I’ve been toying with the idea of getting a MacBook Air (my old Samsung netbook has just about had the life pounded out of it after churning out half a million words or so), and I noticed that the 11-inch MacBook Air is listed on Apple’s Canadian site as starting at $999. Well, at least it’s not $1,000!
Rather than a science column this week, I have a science fiction column--because I’m currently in Reno at the 69th World Science Fiction Convention. And it truly is a sight to behold.
It should come as no surprise to anyone reading this column that I write fiction in addition to non-fiction.
It’s just possible you haven’t heard yet that the final Harry Potter movie, Harry Potter and the Deathly Hallows Part 2, has just been released, although if that’s the case you’re probably also living on another planet and aren’t reading this at all.
It’s summer, that time of year when belly buttons escape their natural habitat of swimming pools and beaches and wander free in the oddest places, from the library to the shopping mall (although unlike the grins of Cheshire cats, they rarely appear without their owners).
Scientists, like people in general, tend to like sports. Maybe that’s why “science of sports” studies pop up, rather like fly balls, at regular intervals: a metaphor that’s particularly apt when the study involves baseball, like the one I’m about to describe.
In my 1999 young adult science fiction novel Andy Nebula: Interstellar Rock Star, I postulated a future in which the hit-making machinery of the music industry has become a science, where computers are able to determine what songs, and what singers, are sure to be the next big thing.

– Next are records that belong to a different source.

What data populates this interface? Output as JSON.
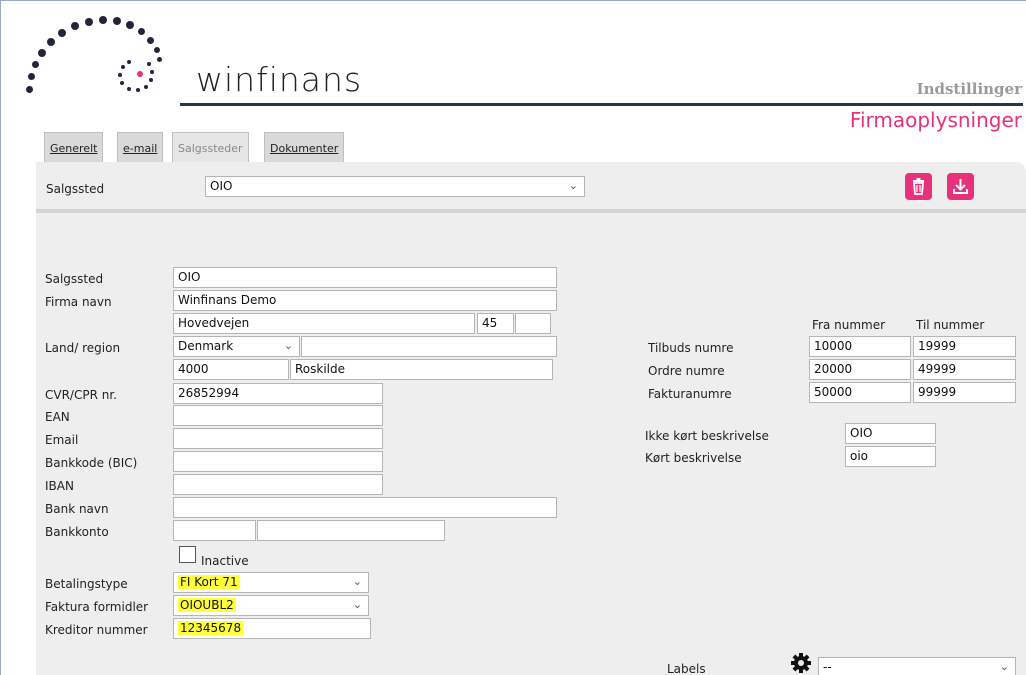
{
  "app": {
    "logo_text": "winfinans",
    "section": "Indstillinger",
    "page_title": "Firmaoplysninger"
  },
  "tabs": [
    "Generelt",
    "e-mail",
    "Salgssteder",
    "Dokumenter"
  ],
  "active_tab": "Salgssteder",
  "selector": {
    "label": "Salgssted",
    "value": "OIO"
  },
  "actions": {
    "delete_icon": "trash-icon",
    "download_icon": "download-icon"
  },
  "form": {
    "salgssted": {
      "label": "Salgssted",
      "value": "OIO"
    },
    "firma_navn": {
      "label": "Firma navn",
      "value": "Winfinans Demo"
    },
    "address": {
      "street": "Hovedvejen",
      "number": "45",
      "extra": ""
    },
    "land": {
      "label": "Land/ region",
      "value": "Denmark",
      "extra": ""
    },
    "postal": {
      "zip": "4000",
      "city": "Roskilde"
    },
    "cvr": {
      "label": "CVR/CPR nr.",
      "value": "26852994"
    },
    "ean": {
      "label": "EAN",
      "value": ""
    },
    "email": {
      "label": "Email",
      "value": ""
    },
    "bankkode": {
      "label": "Bankkode (BIC)",
      "value": ""
    },
    "iban": {
      "label": "IBAN",
      "value": ""
    },
    "bank_navn": {
      "label": "Bank navn",
      "value": ""
    },
    "bankkonto": {
      "label": "Bankkonto",
      "reg": "",
      "account": ""
    },
    "inactive": {
      "label": "Inactive",
      "checked": false
    },
    "betalingstype": {
      "label": "Betalingstype",
      "value": "FI Kort 71"
    },
    "faktura_formidler": {
      "label": "Faktura formidler",
      "value": "OIOUBL2"
    },
    "kreditor_nummer": {
      "label": "Kreditor nummer",
      "value": "12345678"
    }
  },
  "numbers": {
    "col_from": "Fra nummer",
    "col_to": "Til nummer",
    "rows": [
      {
        "label": "Tilbuds numre",
        "from": "10000",
        "to": "19999"
      },
      {
        "label": "Ordre numre",
        "from": "20000",
        "to": "49999"
      },
      {
        "label": "Fakturanumre",
        "from": "50000",
        "to": "99999"
      }
    ]
  },
  "descriptions": {
    "ikke_kort": {
      "label": "Ikke kørt beskrivelse",
      "value": "OIO"
    },
    "kort": {
      "label": "Kørt beskrivelse",
      "value": "oio"
    }
  },
  "labels": {
    "label": "Labels",
    "value": "--",
    "icon": "gear-icon"
  },
  "colors": {
    "accent": "#e8317b",
    "highlight": "#ffff3c",
    "header_line": "#1f3a4a"
  }
}
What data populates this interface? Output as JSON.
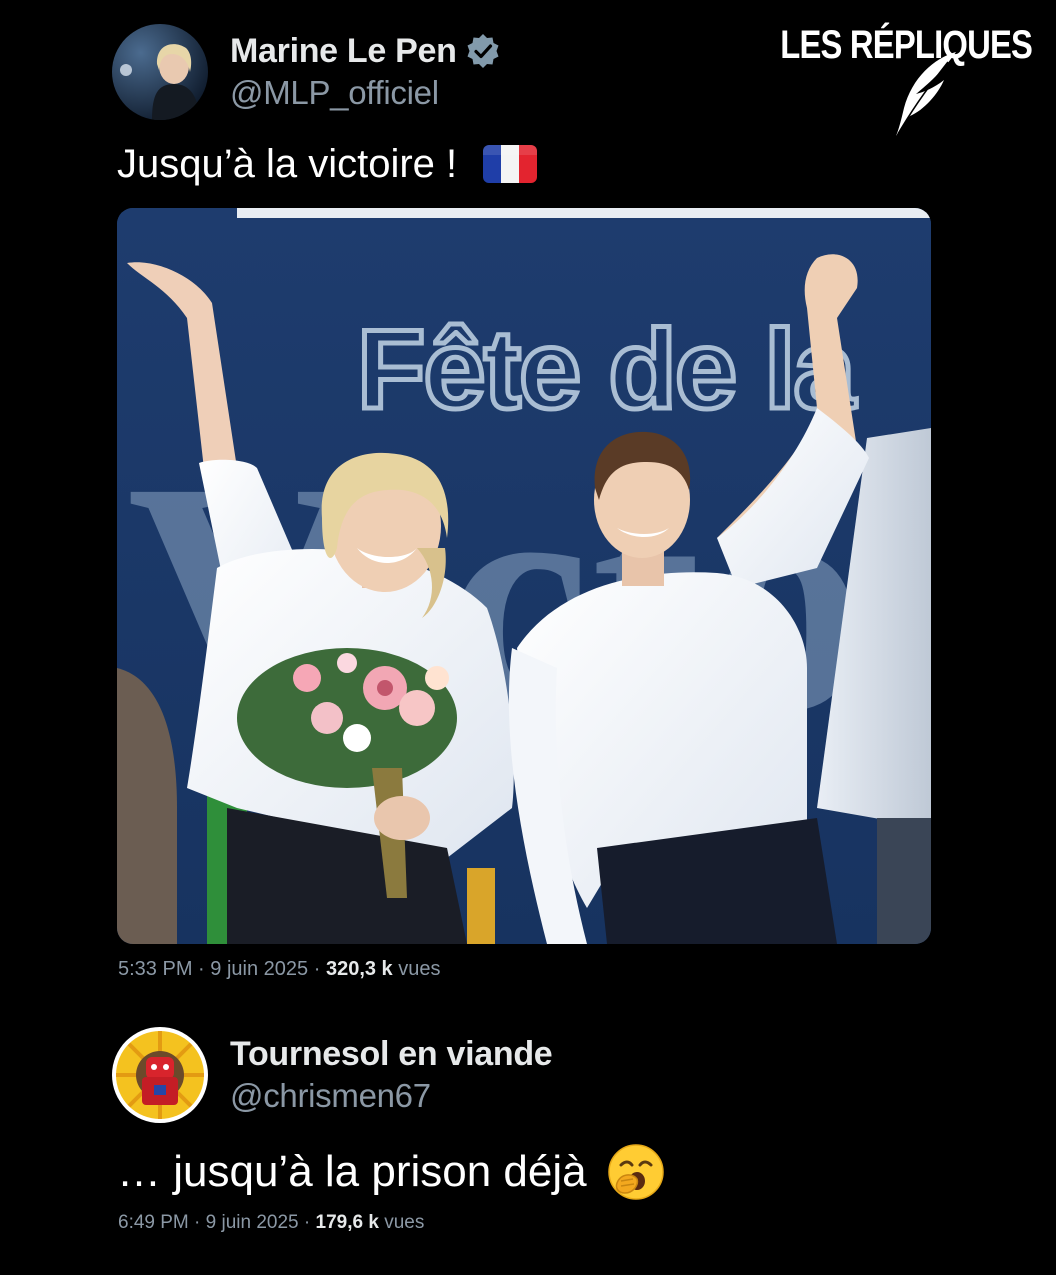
{
  "watermark": {
    "brand": "LES RÉPLIQUES",
    "icon": "quill-icon"
  },
  "tweets": [
    {
      "author": {
        "display_name": "Marine Le Pen",
        "handle": "@MLP_officiel",
        "verified": true,
        "verified_icon": "verified-badge-icon"
      },
      "text": "Jusqu’à la victoire !",
      "emoji": "france-flag-icon",
      "media": {
        "banner_line1": "Fête de la",
        "banner_line2": "Victoire",
        "description_icon": "photo"
      },
      "meta": {
        "time": "5:33 PM",
        "sep1": "·",
        "date": "9 juin 2025",
        "sep2": "·",
        "views_count": "320,3 k",
        "views_label": "vues"
      }
    },
    {
      "author": {
        "display_name": "Tournesol en viande",
        "handle": "@chrismen67"
      },
      "text": "… jusqu’à la prison déjà",
      "emoji": "yawning-face-icon",
      "meta": {
        "time": "6:49 PM",
        "sep1": "·",
        "date": "9 juin 2025",
        "sep2": "·",
        "views_count": "179,6 k",
        "views_label": "vues"
      }
    }
  ],
  "colors": {
    "background": "#000000",
    "verified_badge": "#829aab",
    "secondary_text": "#8b98a5",
    "banner_blue": "#1c3b6b"
  }
}
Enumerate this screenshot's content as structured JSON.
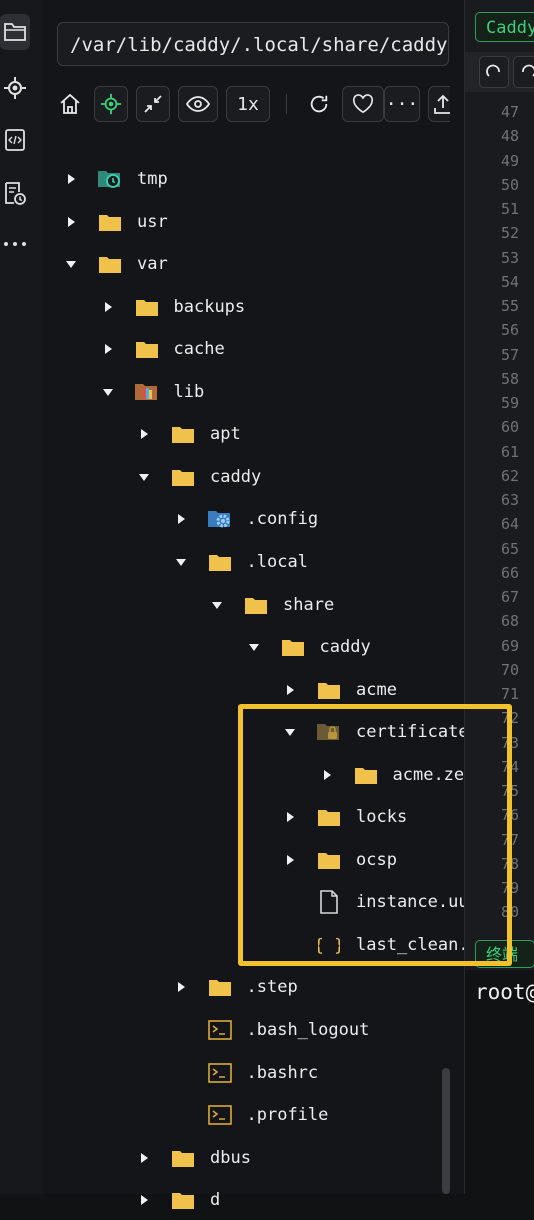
{
  "explorer": {
    "path_value": "/var/lib/caddy/.local/share/caddy/c",
    "toolbar": {
      "speed_label": "1x",
      "more_label": "···"
    },
    "items": [
      {
        "label": "tmp",
        "depth": 0,
        "expand": "closed",
        "icon": "clock-folder-icon"
      },
      {
        "label": "usr",
        "depth": 0,
        "expand": "closed",
        "icon": "folder-icon"
      },
      {
        "label": "var",
        "depth": 0,
        "expand": "open",
        "icon": "folder-icon"
      },
      {
        "label": "backups",
        "depth": 1,
        "expand": "closed",
        "icon": "folder-icon"
      },
      {
        "label": "cache",
        "depth": 1,
        "expand": "closed",
        "icon": "folder-icon"
      },
      {
        "label": "lib",
        "depth": 1,
        "expand": "open",
        "icon": "library-folder-icon"
      },
      {
        "label": "apt",
        "depth": 2,
        "expand": "closed",
        "icon": "folder-icon"
      },
      {
        "label": "caddy",
        "depth": 2,
        "expand": "open",
        "icon": "folder-icon"
      },
      {
        "label": ".config",
        "depth": 3,
        "expand": "closed",
        "icon": "config-folder-icon"
      },
      {
        "label": ".local",
        "depth": 3,
        "expand": "open",
        "icon": "folder-icon"
      },
      {
        "label": "share",
        "depth": 4,
        "expand": "open",
        "icon": "folder-icon"
      },
      {
        "label": "caddy",
        "depth": 5,
        "expand": "open",
        "icon": "folder-icon"
      },
      {
        "label": "acme",
        "depth": 6,
        "expand": "closed",
        "icon": "folder-icon"
      },
      {
        "label": "certificate",
        "depth": 6,
        "expand": "open",
        "icon": "lock-folder-icon"
      },
      {
        "label": "acme.ze",
        "depth": 7,
        "expand": "closed",
        "icon": "folder-icon"
      },
      {
        "label": "locks",
        "depth": 6,
        "expand": "closed",
        "icon": "folder-icon"
      },
      {
        "label": "ocsp",
        "depth": 6,
        "expand": "closed",
        "icon": "folder-icon"
      },
      {
        "label": "instance.uu",
        "depth": 6,
        "expand": "none",
        "icon": "file-icon"
      },
      {
        "label": "last_clean.",
        "depth": 6,
        "expand": "none",
        "icon": "json-file-icon"
      },
      {
        "label": ".step",
        "depth": 3,
        "expand": "closed",
        "icon": "folder-icon"
      },
      {
        "label": ".bash_logout",
        "depth": 3,
        "expand": "none",
        "icon": "terminal-file-icon"
      },
      {
        "label": ".bashrc",
        "depth": 3,
        "expand": "none",
        "icon": "terminal-file-icon"
      },
      {
        "label": ".profile",
        "depth": 3,
        "expand": "none",
        "icon": "terminal-file-icon"
      },
      {
        "label": "dbus",
        "depth": 2,
        "expand": "closed",
        "icon": "folder-icon"
      },
      {
        "label": "d",
        "depth": 2,
        "expand": "closed",
        "icon": "folder-icon"
      }
    ]
  },
  "editor": {
    "tab_title": "Caddy",
    "line_numbers": [
      "47",
      "48",
      "49",
      "50",
      "51",
      "52",
      "53",
      "54",
      "55",
      "56",
      "57",
      "58",
      "59",
      "60",
      "61",
      "62",
      "63",
      "64",
      "65",
      "66",
      "67",
      "68",
      "69",
      "70",
      "71",
      "72",
      "73",
      "74",
      "75",
      "76",
      "77",
      "78",
      "79",
      "80"
    ],
    "terminal_tab": "终端",
    "terminal_prompt": "root@"
  },
  "colors": {
    "accent_green": "#3ccf7a",
    "folder_yellow": "#f0c24b",
    "highlight": "#f2c12e"
  }
}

You may have never heard of a “hypnic jerk,” but the odds are you’ve experienced one.
As the classic Disney animated film Fantasia opens, a symphony orchestra starts to play, and the music emerging from the instruments becomes visible as blasts of colour and dancing shapes.
A few years ago (35 still counts as a few, right?) I was valedictorian for my high school class.
This week, in honour of the Canadian federal election coming up May 2, I’m revisiting a column from a few years ago that seems apropos.
Canada is about to enter a federal election campaign, and you know what that means. Platforms, proclamations, partisanship, preening, pretending, pandering and pestering, not to mention politicians on your porch.
Exercise is good for you. It’s a shame, since I personally find the whole sweating/breathing hard/ hurting thing a (literal) pain.
Whenever you visit an art museum that houses really old paintings, you may find yourself underwhelmed by their appearance.
I love blue cheese. It hasn’t always been so. As a child, I was immersed in the done-to-death running gags of the cartoon world, where smelly cheese (always Limburger, for some reason) seemed to be thought of as a sure-fire laugh riot.
“Sunshine on my shoulders makes me happy,” the late John Denver sang. “Sunlight in my eyes can make me cry.”